What is needed:
Out of the data below, copy every line with the string "PRZENIEŚ".

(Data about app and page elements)
####

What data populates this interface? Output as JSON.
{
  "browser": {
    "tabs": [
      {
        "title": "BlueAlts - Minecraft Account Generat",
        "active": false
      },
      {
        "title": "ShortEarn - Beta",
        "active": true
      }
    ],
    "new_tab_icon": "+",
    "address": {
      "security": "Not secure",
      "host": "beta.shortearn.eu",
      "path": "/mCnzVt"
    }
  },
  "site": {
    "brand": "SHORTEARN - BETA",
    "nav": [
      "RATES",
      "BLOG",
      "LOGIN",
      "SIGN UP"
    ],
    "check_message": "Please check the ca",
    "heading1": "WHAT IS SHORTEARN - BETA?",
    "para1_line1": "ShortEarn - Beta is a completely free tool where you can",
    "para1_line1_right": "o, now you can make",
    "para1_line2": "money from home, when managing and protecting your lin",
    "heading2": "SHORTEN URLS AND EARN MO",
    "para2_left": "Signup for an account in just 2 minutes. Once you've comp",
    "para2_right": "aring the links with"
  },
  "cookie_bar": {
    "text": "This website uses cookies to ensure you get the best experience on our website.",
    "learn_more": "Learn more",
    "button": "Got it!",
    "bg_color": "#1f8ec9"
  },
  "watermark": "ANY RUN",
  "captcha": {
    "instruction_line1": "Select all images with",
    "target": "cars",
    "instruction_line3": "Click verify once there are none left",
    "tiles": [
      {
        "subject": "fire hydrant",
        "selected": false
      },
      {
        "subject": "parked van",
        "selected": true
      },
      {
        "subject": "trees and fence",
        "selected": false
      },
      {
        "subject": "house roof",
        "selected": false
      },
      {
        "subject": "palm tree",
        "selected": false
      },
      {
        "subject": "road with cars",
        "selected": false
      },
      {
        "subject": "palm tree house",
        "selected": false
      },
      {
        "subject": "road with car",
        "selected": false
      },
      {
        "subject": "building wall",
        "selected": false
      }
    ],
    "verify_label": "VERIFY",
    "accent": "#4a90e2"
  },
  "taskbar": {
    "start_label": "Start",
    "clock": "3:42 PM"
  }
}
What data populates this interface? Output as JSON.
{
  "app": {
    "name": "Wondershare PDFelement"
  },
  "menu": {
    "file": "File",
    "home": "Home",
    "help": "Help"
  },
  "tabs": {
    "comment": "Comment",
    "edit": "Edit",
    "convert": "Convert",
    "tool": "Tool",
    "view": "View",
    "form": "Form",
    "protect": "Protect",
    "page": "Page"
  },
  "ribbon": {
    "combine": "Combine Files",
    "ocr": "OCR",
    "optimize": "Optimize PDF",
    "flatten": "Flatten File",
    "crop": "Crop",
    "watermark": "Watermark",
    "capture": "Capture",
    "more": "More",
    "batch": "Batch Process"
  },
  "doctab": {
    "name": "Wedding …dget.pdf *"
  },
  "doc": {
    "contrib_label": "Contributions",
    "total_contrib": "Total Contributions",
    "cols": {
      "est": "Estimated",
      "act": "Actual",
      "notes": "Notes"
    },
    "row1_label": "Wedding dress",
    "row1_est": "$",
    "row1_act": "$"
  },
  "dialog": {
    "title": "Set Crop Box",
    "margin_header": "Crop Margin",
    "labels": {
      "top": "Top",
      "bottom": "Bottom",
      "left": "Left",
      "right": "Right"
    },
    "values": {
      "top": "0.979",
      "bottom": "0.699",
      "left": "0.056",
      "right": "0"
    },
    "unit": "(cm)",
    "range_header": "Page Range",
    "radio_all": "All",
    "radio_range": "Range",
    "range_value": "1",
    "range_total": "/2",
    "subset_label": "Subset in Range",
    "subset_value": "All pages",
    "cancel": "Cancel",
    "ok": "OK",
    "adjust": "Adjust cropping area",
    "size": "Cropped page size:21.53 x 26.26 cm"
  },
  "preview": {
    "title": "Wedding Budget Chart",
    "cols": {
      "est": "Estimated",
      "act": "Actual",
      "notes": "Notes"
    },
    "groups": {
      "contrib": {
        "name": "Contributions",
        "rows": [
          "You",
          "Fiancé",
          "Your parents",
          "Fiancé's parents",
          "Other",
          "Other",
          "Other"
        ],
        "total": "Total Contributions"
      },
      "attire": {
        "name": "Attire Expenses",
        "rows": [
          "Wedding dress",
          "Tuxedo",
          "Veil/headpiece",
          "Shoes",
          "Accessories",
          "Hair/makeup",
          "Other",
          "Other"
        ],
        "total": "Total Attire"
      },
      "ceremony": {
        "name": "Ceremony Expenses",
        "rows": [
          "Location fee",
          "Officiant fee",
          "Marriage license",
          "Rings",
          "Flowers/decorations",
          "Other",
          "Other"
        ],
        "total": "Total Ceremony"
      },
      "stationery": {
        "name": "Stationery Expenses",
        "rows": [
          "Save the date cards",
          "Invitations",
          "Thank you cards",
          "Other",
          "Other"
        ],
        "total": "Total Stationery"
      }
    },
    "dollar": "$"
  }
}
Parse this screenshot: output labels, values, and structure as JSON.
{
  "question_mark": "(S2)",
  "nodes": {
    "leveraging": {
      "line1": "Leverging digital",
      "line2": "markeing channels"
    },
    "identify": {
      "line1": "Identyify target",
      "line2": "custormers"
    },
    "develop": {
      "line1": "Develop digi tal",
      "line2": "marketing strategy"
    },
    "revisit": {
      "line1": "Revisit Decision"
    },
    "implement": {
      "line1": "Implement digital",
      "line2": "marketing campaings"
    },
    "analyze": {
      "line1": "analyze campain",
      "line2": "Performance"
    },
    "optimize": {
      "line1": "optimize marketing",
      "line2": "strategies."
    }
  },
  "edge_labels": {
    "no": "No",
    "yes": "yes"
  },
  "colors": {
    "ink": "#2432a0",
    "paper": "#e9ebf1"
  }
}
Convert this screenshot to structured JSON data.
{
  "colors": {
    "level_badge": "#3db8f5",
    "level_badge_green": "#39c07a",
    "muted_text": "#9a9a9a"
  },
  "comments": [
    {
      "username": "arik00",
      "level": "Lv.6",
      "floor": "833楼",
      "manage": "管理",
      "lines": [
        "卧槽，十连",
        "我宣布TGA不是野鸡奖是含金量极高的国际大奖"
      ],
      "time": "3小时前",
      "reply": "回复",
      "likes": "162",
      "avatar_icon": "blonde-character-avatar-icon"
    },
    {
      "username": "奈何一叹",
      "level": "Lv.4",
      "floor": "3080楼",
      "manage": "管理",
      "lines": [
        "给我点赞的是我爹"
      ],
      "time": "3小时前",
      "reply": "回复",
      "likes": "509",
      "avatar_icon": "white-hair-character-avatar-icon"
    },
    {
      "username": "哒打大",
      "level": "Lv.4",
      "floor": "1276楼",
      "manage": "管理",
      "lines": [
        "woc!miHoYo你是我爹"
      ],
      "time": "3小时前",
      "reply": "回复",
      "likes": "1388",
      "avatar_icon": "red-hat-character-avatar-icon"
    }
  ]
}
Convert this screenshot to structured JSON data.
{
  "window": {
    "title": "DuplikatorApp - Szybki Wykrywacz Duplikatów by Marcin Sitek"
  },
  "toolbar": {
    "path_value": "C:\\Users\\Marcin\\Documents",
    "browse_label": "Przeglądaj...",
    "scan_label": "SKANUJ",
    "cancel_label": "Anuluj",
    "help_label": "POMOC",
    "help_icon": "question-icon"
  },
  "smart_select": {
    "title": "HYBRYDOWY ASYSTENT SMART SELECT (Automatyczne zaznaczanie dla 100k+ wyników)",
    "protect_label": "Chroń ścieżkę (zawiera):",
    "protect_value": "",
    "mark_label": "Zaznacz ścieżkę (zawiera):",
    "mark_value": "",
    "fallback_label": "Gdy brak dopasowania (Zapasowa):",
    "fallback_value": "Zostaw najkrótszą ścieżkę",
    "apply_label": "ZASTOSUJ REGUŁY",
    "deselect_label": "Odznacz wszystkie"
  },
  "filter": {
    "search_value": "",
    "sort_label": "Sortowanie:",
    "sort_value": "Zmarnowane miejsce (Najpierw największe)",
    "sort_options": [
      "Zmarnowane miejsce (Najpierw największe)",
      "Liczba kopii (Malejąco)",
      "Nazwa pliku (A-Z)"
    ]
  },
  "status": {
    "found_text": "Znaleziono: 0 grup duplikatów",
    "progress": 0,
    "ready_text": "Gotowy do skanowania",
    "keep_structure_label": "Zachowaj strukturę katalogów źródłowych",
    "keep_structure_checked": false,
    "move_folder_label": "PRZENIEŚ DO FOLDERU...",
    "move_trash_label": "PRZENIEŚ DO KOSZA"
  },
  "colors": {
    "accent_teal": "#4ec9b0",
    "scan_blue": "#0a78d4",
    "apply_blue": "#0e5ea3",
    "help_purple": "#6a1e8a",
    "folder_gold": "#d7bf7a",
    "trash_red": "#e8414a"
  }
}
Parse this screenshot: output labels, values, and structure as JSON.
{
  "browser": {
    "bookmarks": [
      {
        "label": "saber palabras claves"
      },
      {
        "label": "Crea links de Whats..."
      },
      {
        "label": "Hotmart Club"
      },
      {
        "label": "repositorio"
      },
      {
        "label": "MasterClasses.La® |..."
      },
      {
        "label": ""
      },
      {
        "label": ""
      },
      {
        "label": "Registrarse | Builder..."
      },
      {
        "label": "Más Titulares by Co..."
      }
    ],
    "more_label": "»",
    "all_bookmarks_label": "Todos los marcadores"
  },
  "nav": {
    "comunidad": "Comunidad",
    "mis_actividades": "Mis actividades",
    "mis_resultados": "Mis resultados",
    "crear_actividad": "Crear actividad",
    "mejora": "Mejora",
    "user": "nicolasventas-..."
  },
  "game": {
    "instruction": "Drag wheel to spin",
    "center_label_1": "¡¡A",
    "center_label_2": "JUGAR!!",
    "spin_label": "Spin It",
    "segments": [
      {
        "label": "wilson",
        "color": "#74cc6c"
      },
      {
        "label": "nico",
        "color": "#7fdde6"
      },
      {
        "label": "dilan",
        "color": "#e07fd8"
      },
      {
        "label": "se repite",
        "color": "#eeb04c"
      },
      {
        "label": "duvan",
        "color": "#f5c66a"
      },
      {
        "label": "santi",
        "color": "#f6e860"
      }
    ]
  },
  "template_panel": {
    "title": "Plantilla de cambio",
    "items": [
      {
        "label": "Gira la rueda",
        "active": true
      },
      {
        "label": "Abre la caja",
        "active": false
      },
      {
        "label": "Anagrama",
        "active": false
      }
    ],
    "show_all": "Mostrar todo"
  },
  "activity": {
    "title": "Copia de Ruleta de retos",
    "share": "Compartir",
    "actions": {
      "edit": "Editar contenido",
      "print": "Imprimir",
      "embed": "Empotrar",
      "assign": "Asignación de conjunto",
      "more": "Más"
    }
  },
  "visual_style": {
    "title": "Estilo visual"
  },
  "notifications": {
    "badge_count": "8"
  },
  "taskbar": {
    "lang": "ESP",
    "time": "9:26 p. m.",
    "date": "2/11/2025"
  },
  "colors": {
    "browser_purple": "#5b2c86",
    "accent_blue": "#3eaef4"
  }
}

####

Task result:
    "move_folder_label": "PRZENIEŚ DO FOLDERU...",
    "move_trash_label": "PRZENIEŚ DO KOSZA"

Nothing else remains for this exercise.